I'm going to speak to your questions in the next 2 essays, so I hope you'll check back! : ) And welcome to Just Genesis!

Shaughn said...

Ms. Linsley,

I've been reading this blog sporadically for a while now, and this post in particular has caught my attention. You've noted the two uses for blood - one, for death/sacrifice, and the other, for creating life. Both involve ritual uncleanliness.

If I think of Christ with this in mind, I'm led to a few conclusions.

1) Christ, who in His death has created the potential for eternal life in every one of us, has fused both of these functions together. In that sense, it becomes very clear how Christ is the Savior for all humanity, both male and female, in a way that any normal man or woman could never do.

2) It sharpens the drama of the Cross and its connection to the Eucharist. Whereas blood from sacrifice and blood from childbirth are both unclean, the wine in communion, which most will at least agree has the value of Christ's Blood, somehow is clean. Not only is it clean, but it is also holy, and through it, God can give grace to us. I really don't want to get into wild tangents about Eucharistic theology, but hopefully the point is clear enough: something which used to be unclean and profane has become, in Christ, both clean and holy.

Are these fair conclusions? Many thanks for this inciteful essay, and I look forward to the rest of the series. :)

Alice C. Linsley said...

Shaughn, I think you are exactly right in your understanding. He is the unique "fusion" of all distinctions, but we can only see this truth when we maintain the distinctions.

A wonderful comment! Thanks.

Anonymous said...

Hello,
I tend to watch TV documentaries of third world societies,and consistently there seems to be a clear-cut division of male and female roles and duties. In fact the women often laugh at the thought of a man performing any activity traditionally relegated to a woman.
Do you know of any culture which, by tradition, allows women to perform sacrifices for atonement and/ or purification?
Thanks, Angela

Alice C. Linsley said...

As touching on atonement, there are none that I know of.

As touching on purification, there are rituals whereby female shamans purify homes and places that have been defiled.

While priests and shamans serve a similar societal function to relieve the consequences of the shedding of blood, their worldviews were different. The priest is concerned about offense to the Creator while the shaman is concerned about offending the spirits (spiritism or animism).

Bloodshed was one of the principal ethical concerns of archaic man. Priests and shamans addressed the guilt and anxiety felt by individuals and communities when human life was taken. Priests offered prayers and animal sacrifice to cover the offense to the Creator of the one who killed. Shamans offered prayers and sacrifices to appease the spirits of the dead so that these spirits would not bring harm to the individual or the community.

Jerry said...

Ms. Linsley,
This visit is my first to your blog, having found it today through Virtueonline, and I feel very fortunate to have discovered it. This article/essay is very informative and very mystical. So, I wonder if this series will answer a question I've had for awhile: How do we know when we are living an ethical life? What are the criteria?
Thank you.

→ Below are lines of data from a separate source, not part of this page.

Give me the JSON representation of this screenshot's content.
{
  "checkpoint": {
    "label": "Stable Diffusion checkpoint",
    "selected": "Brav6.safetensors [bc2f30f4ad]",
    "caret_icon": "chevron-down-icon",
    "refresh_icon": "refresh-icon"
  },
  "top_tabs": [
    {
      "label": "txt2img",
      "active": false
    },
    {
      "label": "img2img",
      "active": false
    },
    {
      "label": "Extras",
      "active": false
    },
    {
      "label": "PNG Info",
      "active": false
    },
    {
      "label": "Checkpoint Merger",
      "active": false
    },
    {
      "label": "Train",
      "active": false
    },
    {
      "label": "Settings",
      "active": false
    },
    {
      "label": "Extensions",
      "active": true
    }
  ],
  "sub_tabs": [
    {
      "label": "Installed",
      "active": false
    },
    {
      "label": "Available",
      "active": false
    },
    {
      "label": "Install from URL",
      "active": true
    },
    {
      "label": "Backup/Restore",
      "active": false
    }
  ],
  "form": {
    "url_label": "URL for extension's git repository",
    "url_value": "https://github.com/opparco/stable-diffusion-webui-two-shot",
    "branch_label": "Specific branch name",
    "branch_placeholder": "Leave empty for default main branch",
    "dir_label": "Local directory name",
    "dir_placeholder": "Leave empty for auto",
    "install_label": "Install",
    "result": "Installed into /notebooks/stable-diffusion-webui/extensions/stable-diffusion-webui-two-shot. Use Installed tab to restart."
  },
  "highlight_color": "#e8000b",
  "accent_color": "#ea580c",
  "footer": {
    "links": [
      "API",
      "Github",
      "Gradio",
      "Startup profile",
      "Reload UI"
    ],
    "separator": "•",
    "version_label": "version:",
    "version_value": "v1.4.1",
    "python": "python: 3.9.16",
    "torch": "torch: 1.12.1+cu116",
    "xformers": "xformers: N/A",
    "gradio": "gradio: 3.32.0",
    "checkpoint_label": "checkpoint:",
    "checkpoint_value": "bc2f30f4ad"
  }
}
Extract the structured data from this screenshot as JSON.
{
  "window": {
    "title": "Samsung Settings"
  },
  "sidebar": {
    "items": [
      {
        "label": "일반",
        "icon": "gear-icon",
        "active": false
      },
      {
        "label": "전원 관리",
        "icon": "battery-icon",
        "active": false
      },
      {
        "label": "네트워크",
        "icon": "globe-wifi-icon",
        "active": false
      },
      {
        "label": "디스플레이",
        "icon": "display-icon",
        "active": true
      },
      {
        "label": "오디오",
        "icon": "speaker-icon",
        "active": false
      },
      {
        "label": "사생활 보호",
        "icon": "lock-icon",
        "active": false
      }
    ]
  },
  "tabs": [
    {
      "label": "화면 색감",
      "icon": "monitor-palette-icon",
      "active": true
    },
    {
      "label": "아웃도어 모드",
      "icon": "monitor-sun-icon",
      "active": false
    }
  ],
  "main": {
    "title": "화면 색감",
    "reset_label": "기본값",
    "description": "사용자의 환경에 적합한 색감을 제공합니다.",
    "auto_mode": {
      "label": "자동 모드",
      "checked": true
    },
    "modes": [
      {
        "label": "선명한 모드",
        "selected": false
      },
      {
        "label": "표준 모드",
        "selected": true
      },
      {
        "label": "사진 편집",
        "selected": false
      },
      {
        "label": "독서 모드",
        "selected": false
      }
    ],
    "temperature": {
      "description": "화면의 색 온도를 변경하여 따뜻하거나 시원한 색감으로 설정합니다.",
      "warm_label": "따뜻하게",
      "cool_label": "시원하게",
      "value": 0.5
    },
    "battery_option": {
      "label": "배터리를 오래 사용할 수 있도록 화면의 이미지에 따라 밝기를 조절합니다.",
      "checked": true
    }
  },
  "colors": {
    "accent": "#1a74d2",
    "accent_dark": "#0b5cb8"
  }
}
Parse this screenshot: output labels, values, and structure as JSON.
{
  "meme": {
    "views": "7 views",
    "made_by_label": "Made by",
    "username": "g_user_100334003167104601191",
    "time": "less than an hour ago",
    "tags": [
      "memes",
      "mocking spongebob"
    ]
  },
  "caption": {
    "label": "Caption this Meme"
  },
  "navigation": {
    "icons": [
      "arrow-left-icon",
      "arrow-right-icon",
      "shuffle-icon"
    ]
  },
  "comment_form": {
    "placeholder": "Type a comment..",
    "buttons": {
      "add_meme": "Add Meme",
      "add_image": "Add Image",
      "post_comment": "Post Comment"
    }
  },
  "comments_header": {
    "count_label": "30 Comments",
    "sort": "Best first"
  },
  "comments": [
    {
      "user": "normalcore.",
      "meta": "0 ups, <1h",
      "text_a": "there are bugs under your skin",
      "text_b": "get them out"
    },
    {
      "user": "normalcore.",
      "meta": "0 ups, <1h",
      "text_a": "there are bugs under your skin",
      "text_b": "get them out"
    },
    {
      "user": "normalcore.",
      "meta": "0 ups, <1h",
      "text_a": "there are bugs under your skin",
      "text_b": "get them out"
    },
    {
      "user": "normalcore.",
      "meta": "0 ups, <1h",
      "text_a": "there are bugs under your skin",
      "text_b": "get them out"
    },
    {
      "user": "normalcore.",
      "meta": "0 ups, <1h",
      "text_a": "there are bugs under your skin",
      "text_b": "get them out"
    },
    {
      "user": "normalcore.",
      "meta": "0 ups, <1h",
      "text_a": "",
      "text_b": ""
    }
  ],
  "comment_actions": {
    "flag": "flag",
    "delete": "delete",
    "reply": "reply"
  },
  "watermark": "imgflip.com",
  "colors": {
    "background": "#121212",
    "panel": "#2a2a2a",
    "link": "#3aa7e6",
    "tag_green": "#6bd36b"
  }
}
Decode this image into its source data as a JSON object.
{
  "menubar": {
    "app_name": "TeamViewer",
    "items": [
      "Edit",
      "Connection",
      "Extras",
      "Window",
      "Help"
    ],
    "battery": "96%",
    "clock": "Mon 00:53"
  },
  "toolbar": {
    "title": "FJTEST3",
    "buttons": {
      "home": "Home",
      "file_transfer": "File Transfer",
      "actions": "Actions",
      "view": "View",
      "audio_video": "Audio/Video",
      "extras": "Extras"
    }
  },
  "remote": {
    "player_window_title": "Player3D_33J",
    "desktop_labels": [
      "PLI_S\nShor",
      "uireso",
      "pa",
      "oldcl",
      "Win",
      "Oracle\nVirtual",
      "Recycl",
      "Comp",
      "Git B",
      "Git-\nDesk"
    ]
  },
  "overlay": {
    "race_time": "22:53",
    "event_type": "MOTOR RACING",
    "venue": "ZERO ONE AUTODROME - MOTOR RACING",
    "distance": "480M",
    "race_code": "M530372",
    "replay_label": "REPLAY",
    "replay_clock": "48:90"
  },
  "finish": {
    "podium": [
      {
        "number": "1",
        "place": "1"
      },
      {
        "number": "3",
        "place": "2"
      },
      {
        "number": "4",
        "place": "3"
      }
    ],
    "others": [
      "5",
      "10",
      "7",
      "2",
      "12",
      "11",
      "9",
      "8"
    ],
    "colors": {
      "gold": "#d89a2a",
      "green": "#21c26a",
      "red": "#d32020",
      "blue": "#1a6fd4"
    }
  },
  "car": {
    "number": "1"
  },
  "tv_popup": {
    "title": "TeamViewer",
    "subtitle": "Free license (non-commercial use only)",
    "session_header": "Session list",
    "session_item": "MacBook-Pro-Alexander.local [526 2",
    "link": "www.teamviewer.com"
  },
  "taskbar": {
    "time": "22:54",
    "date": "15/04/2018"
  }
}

Alice C. Linsley said...

Welcome, Jerry, to Just Genesis!

Your question is very perceptive. Holy Tradition focuses the question "What is an ethical life?" in a very different way than secular humanism. An ethical life in Holy Tradition is one in which all the God-established boundaries are observed and honored in our lives. We will look at this more closely in the next essay in this series on "Male-Female Distinctions in Holy Tradition", which I will post tomorrow.

Alice C. Linsley said...

Jerry, Here are 2 essays that may interest you:

http://jandyongenesis.blogspot.com/2009/03/blood-and-binary-distinctions.html

http://jandyongenesis.blogspot.com/2009/03/circumcision-and-binary-distinctions.html